### TO DO
Search the material for lines containing the word "value", and copy each one.
(DATA FOR REVIEW begins)
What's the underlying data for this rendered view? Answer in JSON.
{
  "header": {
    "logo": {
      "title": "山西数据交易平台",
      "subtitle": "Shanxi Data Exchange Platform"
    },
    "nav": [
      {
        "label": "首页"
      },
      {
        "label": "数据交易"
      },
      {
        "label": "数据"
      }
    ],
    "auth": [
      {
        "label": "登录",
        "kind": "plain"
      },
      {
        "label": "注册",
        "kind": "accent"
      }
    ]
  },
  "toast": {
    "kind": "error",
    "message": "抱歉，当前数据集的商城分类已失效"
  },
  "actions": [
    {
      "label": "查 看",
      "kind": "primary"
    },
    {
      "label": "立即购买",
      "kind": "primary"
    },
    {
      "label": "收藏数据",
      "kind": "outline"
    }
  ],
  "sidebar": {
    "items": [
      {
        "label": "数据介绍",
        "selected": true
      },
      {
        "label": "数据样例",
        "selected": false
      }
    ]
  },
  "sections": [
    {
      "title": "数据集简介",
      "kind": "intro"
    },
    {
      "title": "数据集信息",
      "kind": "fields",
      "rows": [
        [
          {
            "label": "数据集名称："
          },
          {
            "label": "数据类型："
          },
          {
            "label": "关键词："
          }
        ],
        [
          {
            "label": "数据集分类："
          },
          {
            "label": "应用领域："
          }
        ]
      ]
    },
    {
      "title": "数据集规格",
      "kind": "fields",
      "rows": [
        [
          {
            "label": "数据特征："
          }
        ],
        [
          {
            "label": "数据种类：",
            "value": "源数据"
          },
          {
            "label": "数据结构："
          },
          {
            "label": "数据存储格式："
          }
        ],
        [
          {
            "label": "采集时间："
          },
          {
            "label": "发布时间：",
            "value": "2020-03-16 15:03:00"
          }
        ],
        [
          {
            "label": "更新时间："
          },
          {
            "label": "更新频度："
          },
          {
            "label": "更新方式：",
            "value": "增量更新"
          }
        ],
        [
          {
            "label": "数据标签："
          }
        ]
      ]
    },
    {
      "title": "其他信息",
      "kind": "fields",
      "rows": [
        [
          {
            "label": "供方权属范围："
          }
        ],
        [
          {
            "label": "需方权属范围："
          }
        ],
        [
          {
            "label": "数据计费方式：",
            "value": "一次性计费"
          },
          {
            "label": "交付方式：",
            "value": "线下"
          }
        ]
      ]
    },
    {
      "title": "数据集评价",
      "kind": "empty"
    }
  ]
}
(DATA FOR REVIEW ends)
### EXERCISE SOLUTION
            "value": "源数据"
            "value": "2020-03-16 15:03:00"
            "value": "增量更新"
            "value": "一次性计费"
            "value": "线下"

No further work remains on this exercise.